Segment Open
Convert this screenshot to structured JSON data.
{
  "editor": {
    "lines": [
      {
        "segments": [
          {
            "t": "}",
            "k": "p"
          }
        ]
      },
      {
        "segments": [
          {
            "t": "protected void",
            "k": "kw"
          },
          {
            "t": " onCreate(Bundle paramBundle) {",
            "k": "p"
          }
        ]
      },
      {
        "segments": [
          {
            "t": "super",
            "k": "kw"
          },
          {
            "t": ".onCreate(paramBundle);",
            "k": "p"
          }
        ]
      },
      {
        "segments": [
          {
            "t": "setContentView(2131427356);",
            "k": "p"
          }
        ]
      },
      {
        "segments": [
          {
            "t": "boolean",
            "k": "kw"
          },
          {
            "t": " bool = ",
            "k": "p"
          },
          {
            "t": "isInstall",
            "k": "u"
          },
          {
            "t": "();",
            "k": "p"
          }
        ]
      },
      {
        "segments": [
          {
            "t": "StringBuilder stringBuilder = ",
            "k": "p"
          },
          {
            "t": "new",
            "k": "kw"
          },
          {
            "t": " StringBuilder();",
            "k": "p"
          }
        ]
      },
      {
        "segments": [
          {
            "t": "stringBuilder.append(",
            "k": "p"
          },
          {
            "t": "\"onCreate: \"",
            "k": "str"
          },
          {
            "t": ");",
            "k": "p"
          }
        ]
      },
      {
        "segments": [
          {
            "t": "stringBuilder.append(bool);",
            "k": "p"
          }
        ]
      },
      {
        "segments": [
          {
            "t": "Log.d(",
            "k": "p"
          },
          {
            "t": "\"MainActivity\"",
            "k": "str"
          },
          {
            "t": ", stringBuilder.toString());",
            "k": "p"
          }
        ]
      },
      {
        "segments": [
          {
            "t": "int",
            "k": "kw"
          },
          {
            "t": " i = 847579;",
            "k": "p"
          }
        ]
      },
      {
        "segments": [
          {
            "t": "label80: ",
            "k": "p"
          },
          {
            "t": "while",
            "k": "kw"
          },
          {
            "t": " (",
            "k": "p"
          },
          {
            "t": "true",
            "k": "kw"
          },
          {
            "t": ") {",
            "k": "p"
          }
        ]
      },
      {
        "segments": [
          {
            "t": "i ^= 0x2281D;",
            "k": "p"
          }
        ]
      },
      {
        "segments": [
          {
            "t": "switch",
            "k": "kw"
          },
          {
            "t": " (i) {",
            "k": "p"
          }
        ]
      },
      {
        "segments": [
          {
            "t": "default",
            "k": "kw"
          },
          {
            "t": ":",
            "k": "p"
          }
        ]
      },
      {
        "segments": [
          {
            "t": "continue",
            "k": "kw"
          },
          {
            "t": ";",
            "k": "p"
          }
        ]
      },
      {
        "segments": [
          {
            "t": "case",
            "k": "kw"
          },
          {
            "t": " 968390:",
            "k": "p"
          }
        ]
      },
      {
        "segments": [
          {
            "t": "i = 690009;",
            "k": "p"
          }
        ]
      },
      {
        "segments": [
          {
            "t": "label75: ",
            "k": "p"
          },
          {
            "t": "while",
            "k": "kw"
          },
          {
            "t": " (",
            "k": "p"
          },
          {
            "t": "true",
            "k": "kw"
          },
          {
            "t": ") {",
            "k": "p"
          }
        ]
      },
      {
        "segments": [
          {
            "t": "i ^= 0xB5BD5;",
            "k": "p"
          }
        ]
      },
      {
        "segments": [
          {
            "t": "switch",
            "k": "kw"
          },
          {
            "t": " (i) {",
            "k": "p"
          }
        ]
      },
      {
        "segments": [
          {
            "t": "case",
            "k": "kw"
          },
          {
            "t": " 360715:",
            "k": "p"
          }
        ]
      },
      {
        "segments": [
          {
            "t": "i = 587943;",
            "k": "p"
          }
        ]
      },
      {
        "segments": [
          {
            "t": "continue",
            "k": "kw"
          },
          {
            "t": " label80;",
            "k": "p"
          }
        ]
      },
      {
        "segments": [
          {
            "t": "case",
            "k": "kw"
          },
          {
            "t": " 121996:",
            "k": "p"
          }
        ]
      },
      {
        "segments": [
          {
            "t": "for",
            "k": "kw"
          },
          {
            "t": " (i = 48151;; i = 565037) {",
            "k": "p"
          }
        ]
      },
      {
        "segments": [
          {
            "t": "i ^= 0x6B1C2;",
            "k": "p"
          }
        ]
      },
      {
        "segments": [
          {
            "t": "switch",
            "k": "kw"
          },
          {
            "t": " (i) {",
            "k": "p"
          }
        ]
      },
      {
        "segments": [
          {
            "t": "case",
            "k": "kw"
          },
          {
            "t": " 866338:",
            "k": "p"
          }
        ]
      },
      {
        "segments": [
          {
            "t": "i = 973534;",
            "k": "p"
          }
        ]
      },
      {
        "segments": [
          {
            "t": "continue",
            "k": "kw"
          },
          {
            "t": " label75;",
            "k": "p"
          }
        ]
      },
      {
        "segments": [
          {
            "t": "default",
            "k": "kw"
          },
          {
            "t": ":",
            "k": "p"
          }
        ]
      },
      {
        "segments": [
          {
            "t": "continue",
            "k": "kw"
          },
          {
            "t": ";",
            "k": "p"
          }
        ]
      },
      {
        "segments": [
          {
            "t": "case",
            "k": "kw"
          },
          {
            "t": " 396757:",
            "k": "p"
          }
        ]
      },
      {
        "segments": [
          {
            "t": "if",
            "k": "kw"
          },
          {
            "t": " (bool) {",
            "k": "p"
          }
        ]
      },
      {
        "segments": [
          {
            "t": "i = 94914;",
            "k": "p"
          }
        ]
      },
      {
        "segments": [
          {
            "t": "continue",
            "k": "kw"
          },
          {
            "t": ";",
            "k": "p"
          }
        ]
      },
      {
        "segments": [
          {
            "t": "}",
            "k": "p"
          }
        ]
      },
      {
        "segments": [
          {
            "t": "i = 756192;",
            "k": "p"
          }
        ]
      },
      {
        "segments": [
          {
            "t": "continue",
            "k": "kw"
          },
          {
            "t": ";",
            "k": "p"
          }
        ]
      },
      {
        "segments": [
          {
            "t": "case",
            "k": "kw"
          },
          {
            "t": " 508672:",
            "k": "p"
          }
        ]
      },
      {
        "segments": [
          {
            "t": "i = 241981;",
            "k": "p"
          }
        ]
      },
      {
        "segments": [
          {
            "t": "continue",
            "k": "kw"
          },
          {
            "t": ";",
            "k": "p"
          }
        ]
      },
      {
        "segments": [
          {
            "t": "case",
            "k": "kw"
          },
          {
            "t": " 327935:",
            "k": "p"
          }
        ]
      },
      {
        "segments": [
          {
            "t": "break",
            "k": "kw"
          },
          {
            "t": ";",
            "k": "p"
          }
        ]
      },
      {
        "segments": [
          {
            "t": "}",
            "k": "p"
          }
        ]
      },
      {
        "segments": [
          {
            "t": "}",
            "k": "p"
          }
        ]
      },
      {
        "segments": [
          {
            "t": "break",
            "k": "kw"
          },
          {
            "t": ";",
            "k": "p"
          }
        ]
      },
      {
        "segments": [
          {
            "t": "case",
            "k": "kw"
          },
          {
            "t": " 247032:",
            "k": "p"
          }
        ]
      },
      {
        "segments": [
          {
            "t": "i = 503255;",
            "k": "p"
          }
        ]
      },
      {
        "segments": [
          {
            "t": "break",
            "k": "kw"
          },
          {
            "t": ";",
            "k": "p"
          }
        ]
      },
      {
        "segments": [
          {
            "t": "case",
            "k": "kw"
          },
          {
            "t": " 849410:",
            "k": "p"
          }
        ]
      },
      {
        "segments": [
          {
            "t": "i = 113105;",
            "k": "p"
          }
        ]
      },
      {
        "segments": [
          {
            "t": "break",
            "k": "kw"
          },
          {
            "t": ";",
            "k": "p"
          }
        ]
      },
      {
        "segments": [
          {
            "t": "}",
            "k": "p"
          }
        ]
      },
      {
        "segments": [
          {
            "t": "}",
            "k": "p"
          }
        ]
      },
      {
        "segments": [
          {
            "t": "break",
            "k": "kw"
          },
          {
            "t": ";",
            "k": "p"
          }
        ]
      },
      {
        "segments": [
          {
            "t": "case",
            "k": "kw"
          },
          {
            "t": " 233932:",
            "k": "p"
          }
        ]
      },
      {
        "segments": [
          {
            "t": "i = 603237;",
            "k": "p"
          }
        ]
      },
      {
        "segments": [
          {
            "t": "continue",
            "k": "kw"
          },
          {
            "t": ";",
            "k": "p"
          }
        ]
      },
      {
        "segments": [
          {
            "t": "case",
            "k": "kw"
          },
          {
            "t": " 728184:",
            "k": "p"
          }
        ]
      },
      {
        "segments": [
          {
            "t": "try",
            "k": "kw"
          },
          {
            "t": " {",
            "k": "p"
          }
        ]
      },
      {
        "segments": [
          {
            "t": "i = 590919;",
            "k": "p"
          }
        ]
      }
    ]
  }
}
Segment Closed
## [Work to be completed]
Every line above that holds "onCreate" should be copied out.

## [Solution for this task]
            "t": " onCreate(Bundle paramBundle) {",
            "t": ".onCreate(paramBundle);",
            "t": "\"onCreate: \"",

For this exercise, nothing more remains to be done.